_Activity_:
Each record must be repeated exactly. None may be dropped.
═══ Information ═══
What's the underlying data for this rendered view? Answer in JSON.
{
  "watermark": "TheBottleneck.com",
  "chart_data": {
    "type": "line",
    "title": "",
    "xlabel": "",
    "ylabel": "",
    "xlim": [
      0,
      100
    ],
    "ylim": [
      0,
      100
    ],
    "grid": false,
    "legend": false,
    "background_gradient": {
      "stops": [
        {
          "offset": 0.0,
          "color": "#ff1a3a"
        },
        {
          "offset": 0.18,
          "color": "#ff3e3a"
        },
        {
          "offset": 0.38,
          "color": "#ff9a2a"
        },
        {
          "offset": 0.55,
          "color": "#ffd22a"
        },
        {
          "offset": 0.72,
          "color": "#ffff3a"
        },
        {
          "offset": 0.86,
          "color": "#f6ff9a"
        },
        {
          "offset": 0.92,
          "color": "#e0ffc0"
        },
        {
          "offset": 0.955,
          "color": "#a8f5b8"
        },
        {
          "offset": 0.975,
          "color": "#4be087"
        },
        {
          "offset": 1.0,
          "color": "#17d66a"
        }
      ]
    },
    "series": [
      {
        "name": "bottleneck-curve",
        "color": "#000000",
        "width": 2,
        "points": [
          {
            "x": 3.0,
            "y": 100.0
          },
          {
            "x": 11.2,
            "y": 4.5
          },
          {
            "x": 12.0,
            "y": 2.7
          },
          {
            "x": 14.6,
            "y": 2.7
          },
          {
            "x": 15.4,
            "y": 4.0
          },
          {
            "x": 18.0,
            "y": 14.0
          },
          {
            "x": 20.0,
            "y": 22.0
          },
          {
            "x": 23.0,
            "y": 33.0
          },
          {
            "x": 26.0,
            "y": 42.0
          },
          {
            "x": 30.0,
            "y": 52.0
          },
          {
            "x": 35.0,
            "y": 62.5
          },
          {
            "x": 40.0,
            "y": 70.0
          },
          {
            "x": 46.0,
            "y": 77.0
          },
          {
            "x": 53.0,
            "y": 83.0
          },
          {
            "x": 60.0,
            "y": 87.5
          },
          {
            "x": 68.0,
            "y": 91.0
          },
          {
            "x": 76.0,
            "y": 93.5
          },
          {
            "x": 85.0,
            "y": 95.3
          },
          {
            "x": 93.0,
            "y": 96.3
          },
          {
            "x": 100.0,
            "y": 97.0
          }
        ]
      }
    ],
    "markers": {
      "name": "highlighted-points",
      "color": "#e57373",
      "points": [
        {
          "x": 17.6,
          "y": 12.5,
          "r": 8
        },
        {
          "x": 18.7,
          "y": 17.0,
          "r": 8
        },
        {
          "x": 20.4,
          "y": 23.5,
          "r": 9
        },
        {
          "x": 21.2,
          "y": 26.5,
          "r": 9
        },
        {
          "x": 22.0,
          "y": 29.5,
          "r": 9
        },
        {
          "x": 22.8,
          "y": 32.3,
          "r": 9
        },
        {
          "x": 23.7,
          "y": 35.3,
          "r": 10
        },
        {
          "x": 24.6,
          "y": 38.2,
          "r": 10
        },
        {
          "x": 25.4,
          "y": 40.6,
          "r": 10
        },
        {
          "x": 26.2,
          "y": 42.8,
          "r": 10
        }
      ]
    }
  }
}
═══
_Answer to this problem_:
What's the underlying data for this rendered view? Answer in JSON.
{
  "watermark": "TheBottleneck.com",
  "chart_data": {
    "type": "line",
    "title": "",
    "xlabel": "",
    "ylabel": "",
    "xlim": [
      0,
      100
    ],
    "ylim": [
      0,
      100
    ],
    "grid": false,
    "legend": false,
    "background_gradient": {
      "stops": [
        {
          "offset": 0.0,
          "color": "#ff1a3a"
        },
        {
          "offset": 0.18,
          "color": "#ff3e3a"
        },
        {
          "offset": 0.38,
          "color": "#ff9a2a"
        },
        {
          "offset": 0.55,
          "color": "#ffd22a"
        },
        {
          "offset": 0.72,
          "color": "#ffff3a"
        },
        {
          "offset": 0.86,
          "color": "#f6ff9a"
        },
        {
          "offset": 0.92,
          "color": "#e0ffc0"
        },
        {
          "offset": 0.955,
          "color": "#a8f5b8"
        },
        {
          "offset": 0.975,
          "color": "#4be087"
        },
        {
          "offset": 1.0,
          "color": "#17d66a"
        }
      ]
    },
    "series": [
      {
        "name": "bottleneck-curve",
        "color": "#000000",
        "width": 2,
        "points": [
          {
            "x": 3.0,
            "y": 100.0
          },
          {
            "x": 11.2,
            "y": 4.5
          },
          {
            "x": 12.0,
            "y": 2.7
          },
          {
            "x": 14.6,
            "y": 2.7
          },
          {
            "x": 15.4,
            "y": 4.0
          },
          {
            "x": 18.0,
            "y": 14.0
          },
          {
            "x": 20.0,
            "y": 22.0
          },
          {
            "x": 23.0,
            "y": 33.0
          },
          {
            "x": 26.0,
            "y": 42.0
          },
          {
            "x": 30.0,
            "y": 52.0
          },
          {
            "x": 35.0,
            "y": 62.5
          },
          {
            "x": 40.0,
            "y": 70.0
          },
          {
            "x": 46.0,
            "y": 77.0
          },
          {
            "x": 53.0,
            "y": 83.0
          },
          {
            "x": 60.0,
            "y": 87.5
          },
          {
            "x": 68.0,
            "y": 91.0
          },
          {
            "x": 76.0,
            "y": 93.5
          },
          {
            "x": 85.0,
            "y": 95.3
          },
          {
            "x": 93.0,
            "y": 96.3
          },
          {
            "x": 100.0,
            "y": 97.0
          }
        ]
      }
    ],
    "markers": {
      "name": "highlighted-points",
      "color": "#e57373",
      "points": [
        {
          "x": 17.6,
          "y": 12.5,
          "r": 8
        },
        {
          "x": 18.7,
          "y": 17.0,
          "r": 8
        },
        {
          "x": 20.4,
          "y": 23.5,
          "r": 9
        },
        {
          "x": 21.2,
          "y": 26.5,
          "r": 9
        },
        {
          "x": 22.0,
          "y": 29.5,
          "r": 9
        },
        {
          "x": 22.8,
          "y": 32.3,
          "r": 9
        },
        {
          "x": 23.7,
          "y": 35.3,
          "r": 10
        },
        {
          "x": 24.6,
          "y": 38.2,
          "r": 10
        },
        {
          "x": 25.4,
          "y": 40.6,
          "r": 10
        },
        {
          "x": 26.2,
          "y": 42.8,
          "r": 10
        }
      ]
    }
  }
}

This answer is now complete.